Some health benefits of Indian cuisine:
  • Largely vegetarian food – low in cholesterol, high in fiber
  • Oils used in cooking and frying are vegetable based with no cholesterol and very low saturated fat content
  • A large variety of meat preparations and kababs are cooked in the Tandoor – a clay oven which inherently allows fat from the meats to drip straight down
  • Minimal use if any, of unnatural ingredients such as MSG
  • Most food made from scratch – very little ‘Process’ content
Cooking Class Schedule for 2015
Feb. 11
Apr. 22
Jun. 10
Aug. 12
Oct. 14
Dec. 09

Classes run from 7:00 pm - 9:30 pm
BLAST FROM THE PAST - Enjoy Our Buffet Lunches at July 2000 Prices
July 6th - July 16th Weekday Buffet - $7.95, Weekend Buffet - $8.95

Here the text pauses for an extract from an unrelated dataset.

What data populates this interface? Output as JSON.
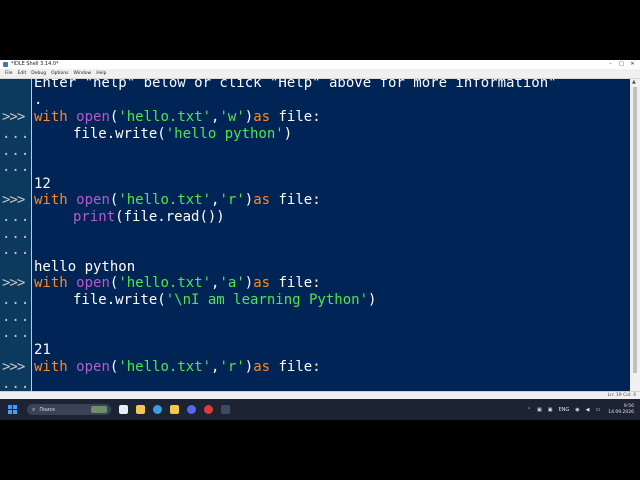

$15 Menu for our 15th Anniversary
Salad of the Day, Appetizer, Entree, Rice, Bread, & Dessert - ALL for $15.00!!!
Dine in only. Selections must be made from Special Menu.

Anniversary Guest Appreciation Lunch Buffets
Friday, July 17th
11:00 am-2:30 pm
$9.95 Adults, $5.50 Kids under 10
Saturday, July 18th
$12.95 Adults, $6.50 Kids under 10
(At our Auburn Hills location)

Please phone 248.377.3800 for reservations.

  • Amit, Thanks again for excellent food at all the three events. Guests liked it and praised it a lot. Thanks again for everything and you know who I am going to look for if I need indain food catered. Thanks. Pradip Bhatt
  • Hello AMIT: You did a very good job, we received lot of compliments about your food, we thank you very much for it. Sincerely, RAM TAMPI for AKMG Banquet Committee